Jim and Jesse have continued with their music, recording for their own labels, “Old Dominion,” “Prize,” and have had releases on Rounder Records and several other labels. Jesse’s son, Keith, joined the group playing electric bass and singing baritone in the early eighties, and continued until he was diagnosed as having Multiple Sclerosis. They worked for a period of time with fellow Grand Ole Opry Star, Charlie Louvin, where each would perform with their own band, then combine for a grand finale with some great harmony singing, featuring a lot of Louvin Brothers songs. Alien Shelton returned to Jim and Jesse in 1983, playing the five string Dobro and later switching back to his first love, the banjo. He has since departed. The Virginia Boys in November, 1991 were Raymond McClain, banjo, Mike Drudge, electric bass and, rejoining for the third time, was the great fiddler Jim Buchanan.
Throughout their career Jim and Jesse never lost sight of their personal goals to establish their own musical identity. They have maintained an untainted image of two of the nicest people to ever play music. Jim’s outstanding good looks could have earned him the title “The Best Looking Man In Bluegrass,” if ever such a contest were held, but he would still be the same “ole Jim.” When they sing on stage, Jesse’s eyes will dart to and from the audience, while Jim will lean ever so slightly towards the microphone, his eyes slowly moving from one section of the people who came to listen to another. The blend of their voices remains just as wonderful today as it was when they started their careers so many years ago. They have survived longer than any other brother duet act in the known history of music.

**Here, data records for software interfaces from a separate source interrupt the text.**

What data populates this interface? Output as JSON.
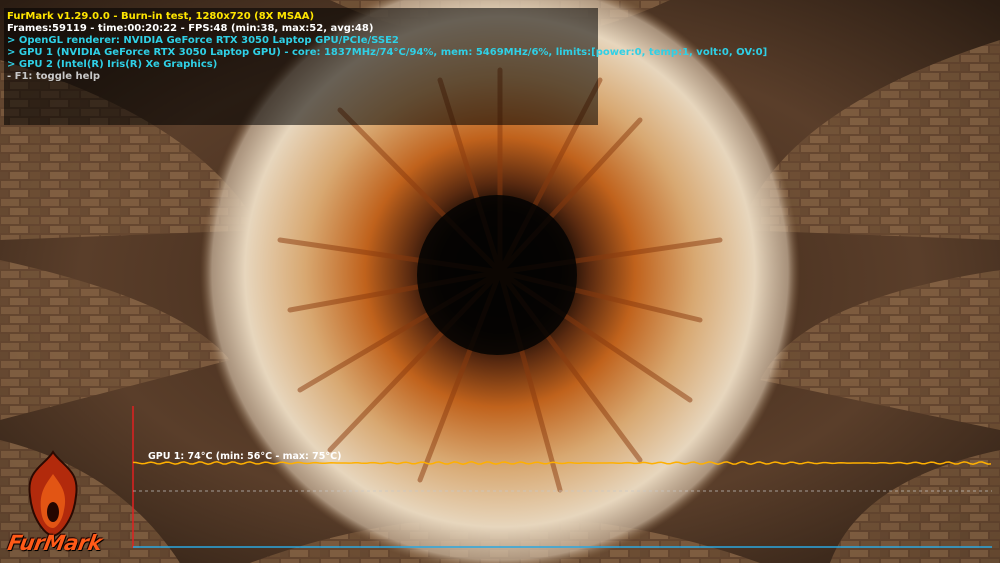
{
  "hud": {
    "title": "FurMark v1.29.0.0 - Burn-in test, 1280x720 (8X MSAA)",
    "frames": "Frames:59119 - time:00:20:22 - FPS:48 (min:38, max:52, avg:48)",
    "renderer": "> OpenGL renderer: NVIDIA GeForce RTX 3050 Laptop GPU/PCIe/SSE2",
    "gpu1": "> GPU 1 (NVIDIA GeForce RTX 3050 Laptop GPU) - core: 1837MHz/74°C/94%, mem: 5469MHz/6%, limits:[power:0, temp:1, volt:0, OV:0]",
    "gpu2": "> GPU 2 (Intel(R) Iris(R) Xe Graphics)",
    "help": "- F1: toggle help"
  },
  "graph": {
    "label": "GPU 1: 74°C (min: 56°C - max: 75°C)",
    "current_temp_c": 74,
    "colors": {
      "temp_line": "#ffb000",
      "axis_y": "#e02020",
      "axis_x": "#2aa7e0",
      "dashed": "#c8c8c8"
    }
  },
  "logo": {
    "text": "FurMark",
    "icon": "flame-icon"
  }
}
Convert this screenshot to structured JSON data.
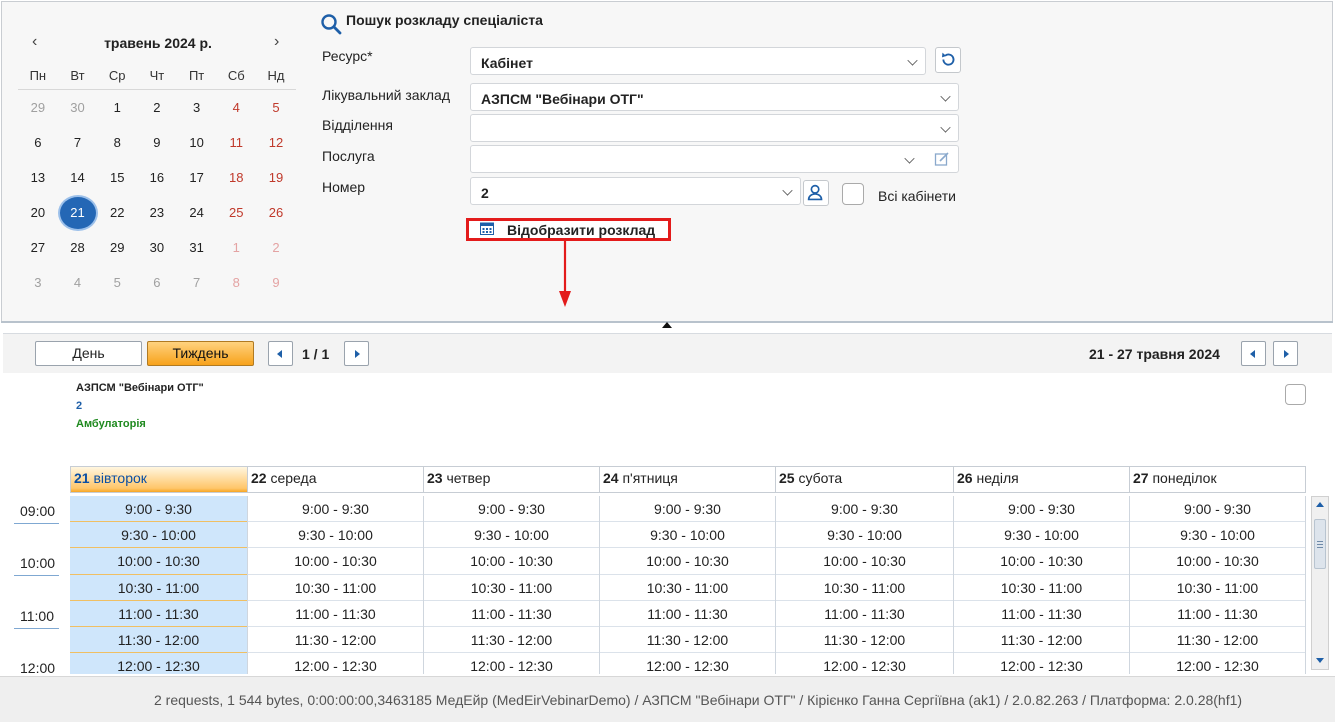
{
  "calendar": {
    "month_title": "травень 2024 р.",
    "prev": "‹",
    "next": "›",
    "weekdays": [
      "Пн",
      "Вт",
      "Ср",
      "Чт",
      "Пт",
      "Сб",
      "Нд"
    ],
    "weeks": [
      [
        "29",
        "30",
        "1",
        "2",
        "3",
        "4",
        "5"
      ],
      [
        "6",
        "7",
        "8",
        "9",
        "10",
        "11",
        "12"
      ],
      [
        "13",
        "14",
        "15",
        "16",
        "17",
        "18",
        "19"
      ],
      [
        "20",
        "21",
        "22",
        "23",
        "24",
        "25",
        "26"
      ],
      [
        "27",
        "28",
        "29",
        "30",
        "31",
        "1",
        "2"
      ],
      [
        "3",
        "4",
        "5",
        "6",
        "7",
        "8",
        "9"
      ]
    ],
    "selected_day": "21"
  },
  "search": {
    "title": "Пошук розкладу спеціаліста",
    "resource_label": "Ресурс*",
    "resource_value": "Кабінет",
    "facility_label": "Лікувальний заклад",
    "facility_value": "АЗПСМ \"Вебінари ОТГ\"",
    "department_label": "Відділення",
    "department_value": "",
    "service_label": "Послуга",
    "service_value": "",
    "number_label": "Номер",
    "number_value": "2",
    "all_cabinets_label": "Всі кабінети",
    "show_button": "Відобразити розклад"
  },
  "toolbar": {
    "day_button": "День",
    "week_button": "Тиждень",
    "page": "1 / 1",
    "range": "21 - 27 травня 2024"
  },
  "info": {
    "org": "АЗПСМ \"Вебінари ОТГ\"",
    "number": "2",
    "type": "Амбулаторія"
  },
  "schedule": {
    "days": [
      {
        "num": "21",
        "name": "вівторок"
      },
      {
        "num": "22",
        "name": "середа"
      },
      {
        "num": "23",
        "name": "четвер"
      },
      {
        "num": "24",
        "name": "п'ятниця"
      },
      {
        "num": "25",
        "name": "субота"
      },
      {
        "num": "26",
        "name": "неділя"
      },
      {
        "num": "27",
        "name": "понеділок"
      }
    ],
    "hours": [
      "09:00",
      "10:00",
      "11:00",
      "12:00"
    ],
    "slots": [
      "9:00 - 9:30",
      "9:30 - 10:00",
      "10:00 - 10:30",
      "10:30 - 11:00",
      "11:00 - 11:30",
      "11:30 - 12:00",
      "12:00 - 12:30"
    ]
  },
  "status": {
    "text": "2 requests, 1 544 bytes, 0:00:00:00,3463185  МедЕйр (MedEirVebinarDemo) / АЗПСМ \"Вебінари ОТГ\" / Кірієнко Ганна Сергіївна (ak1) / 2.0.82.263 / Платформа: 2.0.28(hf1)"
  },
  "colors": {
    "accent": "#1e5fa8",
    "selected_day": "#2467b5",
    "weekend": "#c0392b",
    "highlight_border": "#e31b1b",
    "today_column": "#cfe6fb",
    "week_button": "#f7a21b"
  }
}
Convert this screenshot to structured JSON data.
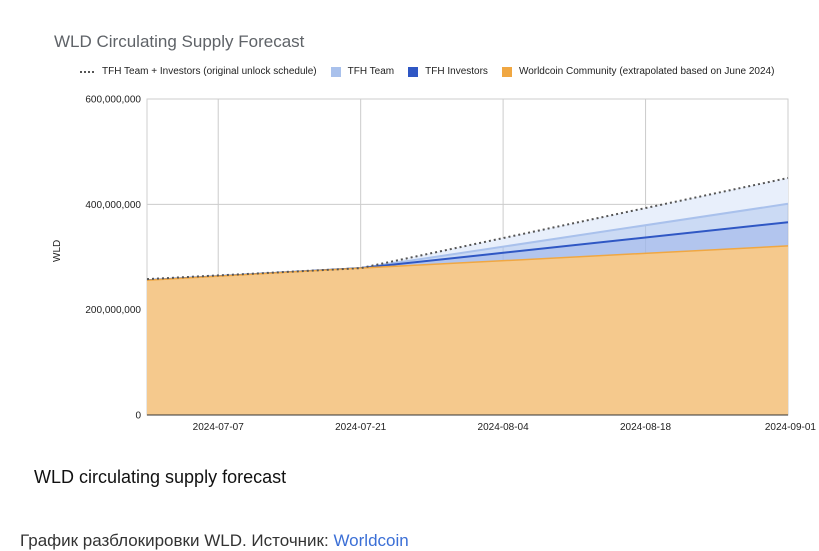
{
  "chart_data": {
    "type": "area",
    "title": "WLD Circulating Supply Forecast",
    "ylabel": "WLD",
    "xlabel": "",
    "x_ticks": [
      "2024-07-07",
      "2024-07-21",
      "2024-08-04",
      "2024-08-18",
      "2024-09-01"
    ],
    "y_ticks": [
      "0",
      "200,000,000",
      "400,000,000",
      "600,000,000"
    ],
    "ylim": [
      0,
      600000000
    ],
    "grid": true,
    "legend_position": "top",
    "x": [
      "2024-06-30",
      "2024-07-21",
      "2024-09-01"
    ],
    "series": [
      {
        "name": "TFH Team + Investors (original unlock schedule)",
        "style": "dotted-line",
        "color": "#555555",
        "values": [
          258000000,
          279000000,
          450000000
        ]
      },
      {
        "name": "TFH Team",
        "style": "stacked-area",
        "color": "#a9c1ec",
        "values": [
          0,
          0,
          35000000
        ]
      },
      {
        "name": "TFH Investors",
        "style": "stacked-area",
        "color": "#2f57c4",
        "values": [
          0,
          0,
          45000000
        ]
      },
      {
        "name": "Worldcoin Community (extrapolated based on June 2024)",
        "style": "stacked-area",
        "color": "#f0a742",
        "values": [
          256000000,
          279000000,
          321000000
        ]
      }
    ]
  },
  "caption": "WLD circulating supply forecast",
  "source": {
    "prefix": "График разблокировки WLD. Источник: ",
    "link_text": "Worldcoin"
  }
}
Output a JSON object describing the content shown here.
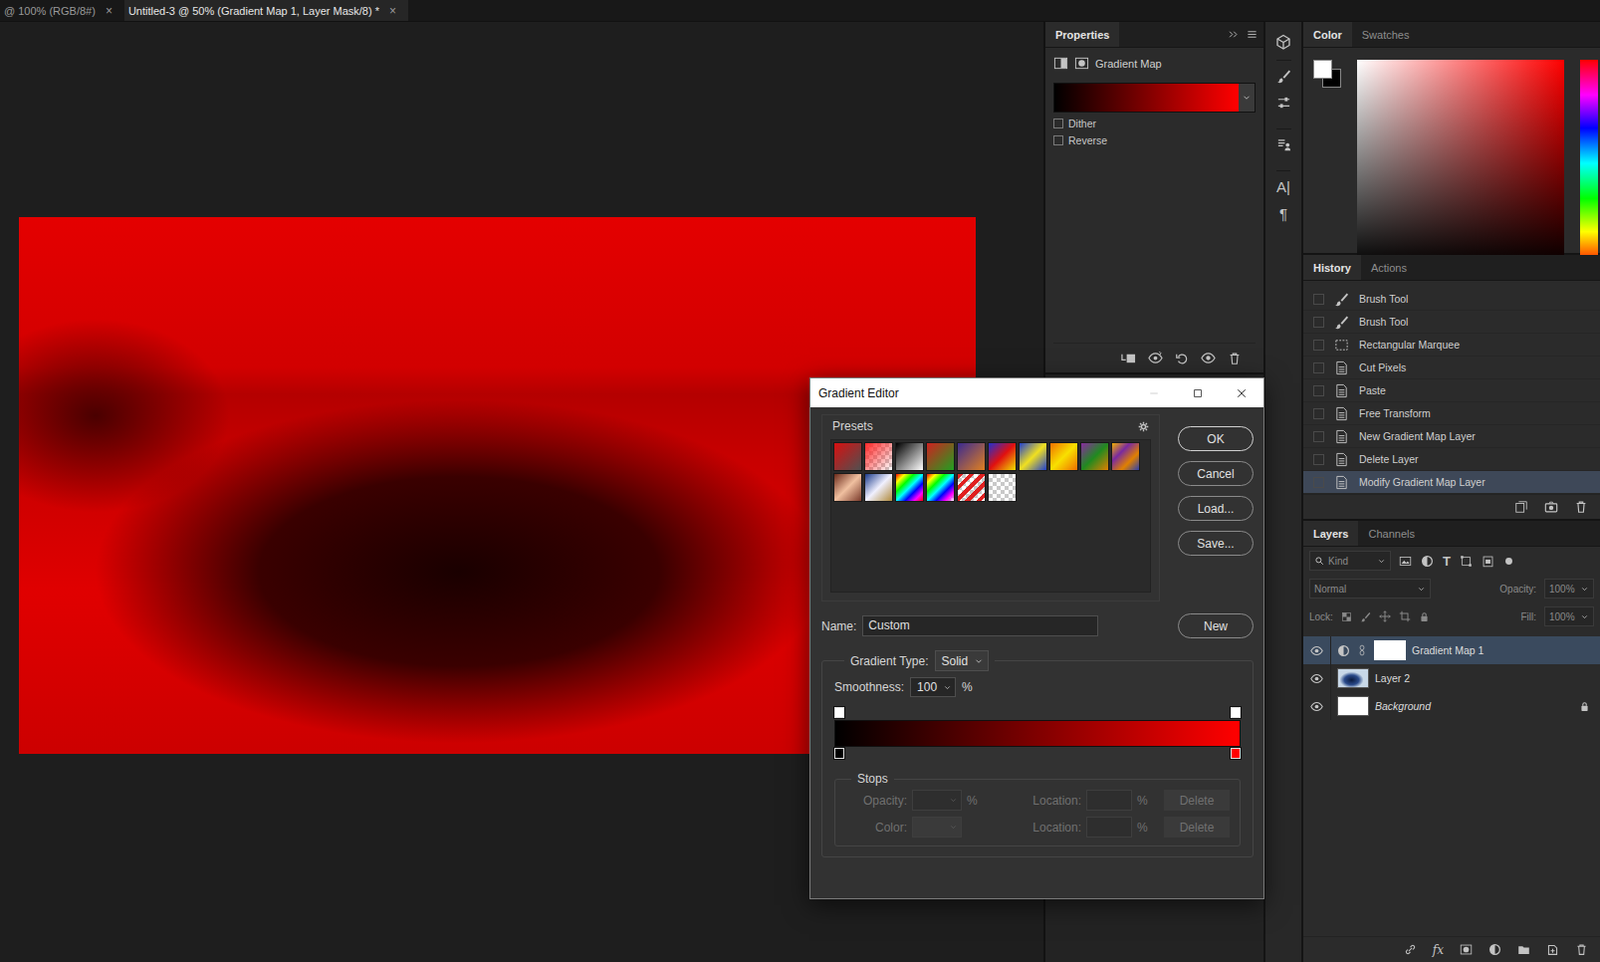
{
  "document_tabs": [
    {
      "label": "@ 100% (RGB/8#)",
      "close": "×",
      "selected": false
    },
    {
      "label": "Untitled-3 @ 50% (Gradient Map 1, Layer Mask/8) *",
      "close": "×",
      "selected": true
    }
  ],
  "gradient": {
    "colors": [
      "#000000",
      "#ff0000"
    ]
  },
  "properties": {
    "tab": "Properties",
    "adjustment": "Gradient Map",
    "options": [
      {
        "label": "Dither",
        "checked": false
      },
      {
        "label": "Reverse",
        "checked": false
      }
    ]
  },
  "panel_strip": {
    "glyphs": [
      "A|",
      "¶"
    ]
  },
  "color_panel": {
    "tabs": [
      {
        "label": "Color",
        "selected": true
      },
      {
        "label": "Swatches",
        "selected": false
      }
    ],
    "foreground": "#ffffff",
    "background": "#000000",
    "hue": "#ff0000"
  },
  "history": {
    "tabs": [
      {
        "label": "History",
        "selected": true
      },
      {
        "label": "Actions",
        "selected": false
      }
    ],
    "items": [
      {
        "label": "Brush Tool",
        "kind": "brush",
        "selected": false
      },
      {
        "label": "Brush Tool",
        "kind": "brush",
        "selected": false
      },
      {
        "label": "Rectangular Marquee",
        "kind": "marquee",
        "selected": false
      },
      {
        "label": "Cut Pixels",
        "kind": "step",
        "selected": false
      },
      {
        "label": "Paste",
        "kind": "step",
        "selected": false
      },
      {
        "label": "Free Transform",
        "kind": "step",
        "selected": false
      },
      {
        "label": "New Gradient Map Layer",
        "kind": "step",
        "selected": false
      },
      {
        "label": "Delete Layer",
        "kind": "step",
        "selected": false
      },
      {
        "label": "Modify Gradient Map Layer",
        "kind": "step",
        "selected": true
      }
    ]
  },
  "layers": {
    "tabs": [
      {
        "label": "Layers",
        "selected": true
      },
      {
        "label": "Channels",
        "selected": false
      }
    ],
    "filter": "Kind",
    "type_glyph": "T",
    "blend_mode": "Normal",
    "opacity_label": "Opacity:",
    "opacity": "100%",
    "lock_label": "Lock:",
    "fill_label": "Fill:",
    "fill": "100%",
    "fx": "fx",
    "items": [
      {
        "name": "Gradient Map 1",
        "kind": "adjustment",
        "visible": true,
        "selected": true,
        "locked": false
      },
      {
        "name": "Layer 2",
        "kind": "image",
        "visible": true,
        "selected": false,
        "locked": false
      },
      {
        "name": "Background",
        "kind": "background",
        "visible": true,
        "selected": false,
        "locked": true
      }
    ]
  },
  "gradient_editor": {
    "title": "Gradient Editor",
    "presets_label": "Presets",
    "presets": [
      {
        "kind": "solid",
        "colors": [
          "#d81010",
          "#505050"
        ]
      },
      {
        "kind": "fade",
        "colors": [
          "#ff2a2a"
        ]
      },
      {
        "kind": "solid",
        "colors": [
          "#000000",
          "#ffffff"
        ]
      },
      {
        "kind": "solid",
        "colors": [
          "#d02020",
          "#20a020"
        ]
      },
      {
        "kind": "solid",
        "colors": [
          "#3a2a90",
          "#e08020"
        ]
      },
      {
        "kind": "solid",
        "colors": [
          "#2030d0",
          "#e01010",
          "#f0e000"
        ]
      },
      {
        "kind": "solid",
        "colors": [
          "#2040d0",
          "#f0e020",
          "#2040d0"
        ]
      },
      {
        "kind": "solid",
        "colors": [
          "#f07000",
          "#f8e000",
          "#f07000"
        ]
      },
      {
        "kind": "solid",
        "colors": [
          "#8a2aa0",
          "#208a20",
          "#e08000"
        ]
      },
      {
        "kind": "solid",
        "colors": [
          "#f0b000",
          "#7a2aa0",
          "#e08000",
          "#2a40b0"
        ]
      },
      {
        "kind": "solid",
        "colors": [
          "#6a2a1a",
          "#f0c0a0",
          "#7a3a2a"
        ]
      },
      {
        "kind": "solid",
        "colors": [
          "#1a3a8a",
          "#f0f0ff",
          "#b08a3a"
        ]
      },
      {
        "kind": "solid",
        "colors": [
          "#ff0000",
          "#ffff00",
          "#00ff00",
          "#00ffff",
          "#0000ff",
          "#ff00ff",
          "#ff0000"
        ]
      },
      {
        "kind": "fade",
        "colors": [
          "#ff0000",
          "#ffff00",
          "#00ff00",
          "#00ffff",
          "#0000ff",
          "#ff00ff"
        ]
      },
      {
        "kind": "stripes",
        "colors": [
          "#e02020"
        ]
      },
      {
        "kind": "fade",
        "colors": []
      }
    ],
    "buttons": [
      {
        "label": "OK",
        "default": true
      },
      {
        "label": "Cancel",
        "default": false
      },
      {
        "label": "Load...",
        "default": false
      },
      {
        "label": "Save...",
        "default": false
      }
    ],
    "name_label": "Name:",
    "name": "Custom",
    "new_button": "New",
    "gradient_type_label": "Gradient Type:",
    "gradient_type": "Solid",
    "smoothness_label": "Smoothness:",
    "smoothness": "100",
    "smoothness_unit": "%",
    "opacity_stops": [
      {
        "location": 0,
        "selected": false
      },
      {
        "location": 1,
        "selected": false
      }
    ],
    "color_stops": [
      {
        "location": 0,
        "color": "#000000",
        "selected": false
      },
      {
        "location": 1,
        "color": "#ff0000",
        "selected": false
      }
    ],
    "stops_label": "Stops",
    "stop_fields": [
      {
        "kind": "opacity",
        "label": "Opacity:",
        "value": "",
        "unit": "%",
        "location_label": "Location:",
        "location": "",
        "location_unit": "%",
        "delete": "Delete",
        "disabled": true
      },
      {
        "kind": "color",
        "label": "Color:",
        "value": "",
        "unit": "",
        "location_label": "Location:",
        "location": "",
        "location_unit": "%",
        "delete": "Delete",
        "disabled": true
      }
    ]
  }
}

They have been honored for their many contributions to music, in addition to the SPBGMA award already mentioned. They were installed in the Walkway of Stars in the Country Music Association’s Hall of Fame in Nashville, Tennessee, in 1981, and are members of the Bluegrass Hall of Fame. Their Rounder compact disc (0279) Music Among Friends was nominated for a Grammy in 1992. This album took almost three years to complete and their friends included Bill Monroe, Curly Seckler, Emmylou Harris, Ricky Skaggs, “Tater” Tate, Mac Wiseman, and many others. On September 23, 1993 Jim & Jesse joined the Bluegrass Hall of Honor at the International Bluegrass Music Museum in Owensboro, Kentucky. They have taken the musical lessons they learned at home as children, to the greatest heights possible. The McReynolds’ musical heritage that was passed down from their family has been well taken care of, and will continue to thrive in the hands of Jim & Jesse and Their Virginia Boys.